And this is fine for the Vaccines, who feel they achieved what they did through their own hard work and determination. They trusted their instincts and didn’t falter when it came time to record a follow-up.
“To be honest, the hype had already died down halfway into the (first) album campaign,” Young said. “We began (seeing) people come to the shows not just to check us out but to sing our words back to us. None of us felt external pressure of that ‘second record syndrome.’”
The band is expectantly excited about getting their names at the tops of American music hall marquees. They are a more seasoned live band now, Young said. In fact, the Vaccines had only been together for a year prior to their debut album release. Before that, Young was a solo folk musician who went by Jay Jay Pistolet and shared a flat with Marcus Mumford of Mumford & Sons.
“It was easy for me to go to open mic nights or, even better, open for a band and walk away with 50 quid at the end of the night,” he said. “It was my only option. After I got bored and lonely, the idea of starting a band became more and more appealing.”
His songwriting style didn’t change when he and the others formed the Vaccines. There was never a major shift, and Young still composes with an acoustic guitar. The Vaccines’ songs are typically lyrically direct and to the point, and no longer than they have to be. Young said that is intentional, and he wants as many people to identify with them as possible.
“Wreckin’ Bar (Ra Ra Ra),” off the debut album, is only one minute and 24 seconds long. Others, such as “All in White” and “Teenage Icon,” off the follow-up, don’t mince words or the message.
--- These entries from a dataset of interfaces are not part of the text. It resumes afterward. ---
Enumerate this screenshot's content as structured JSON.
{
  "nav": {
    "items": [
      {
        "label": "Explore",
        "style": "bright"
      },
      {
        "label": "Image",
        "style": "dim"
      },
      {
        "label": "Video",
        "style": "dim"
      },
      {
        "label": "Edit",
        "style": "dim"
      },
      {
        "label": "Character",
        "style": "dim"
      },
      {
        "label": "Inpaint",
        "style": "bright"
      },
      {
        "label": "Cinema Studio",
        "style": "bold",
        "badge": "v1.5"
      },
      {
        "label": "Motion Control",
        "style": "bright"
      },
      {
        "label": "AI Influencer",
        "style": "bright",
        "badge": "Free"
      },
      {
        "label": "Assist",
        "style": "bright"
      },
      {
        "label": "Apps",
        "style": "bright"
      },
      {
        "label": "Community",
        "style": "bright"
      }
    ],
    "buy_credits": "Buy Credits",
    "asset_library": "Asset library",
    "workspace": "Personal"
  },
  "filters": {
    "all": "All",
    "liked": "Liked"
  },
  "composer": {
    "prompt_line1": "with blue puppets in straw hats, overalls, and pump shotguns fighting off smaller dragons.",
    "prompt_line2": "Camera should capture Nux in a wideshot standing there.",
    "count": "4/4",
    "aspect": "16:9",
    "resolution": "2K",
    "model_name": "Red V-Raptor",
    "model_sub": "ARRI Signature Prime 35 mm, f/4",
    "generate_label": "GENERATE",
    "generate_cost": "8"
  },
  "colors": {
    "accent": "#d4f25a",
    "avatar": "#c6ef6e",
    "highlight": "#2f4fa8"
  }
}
“I’m someone who is part of the iPod generation; I’m drawn to singles,” Young said. “I’ve got a short attention span. When I’m writing, my approach is to be as direct as possible. I like that simplicity.”The Vaccines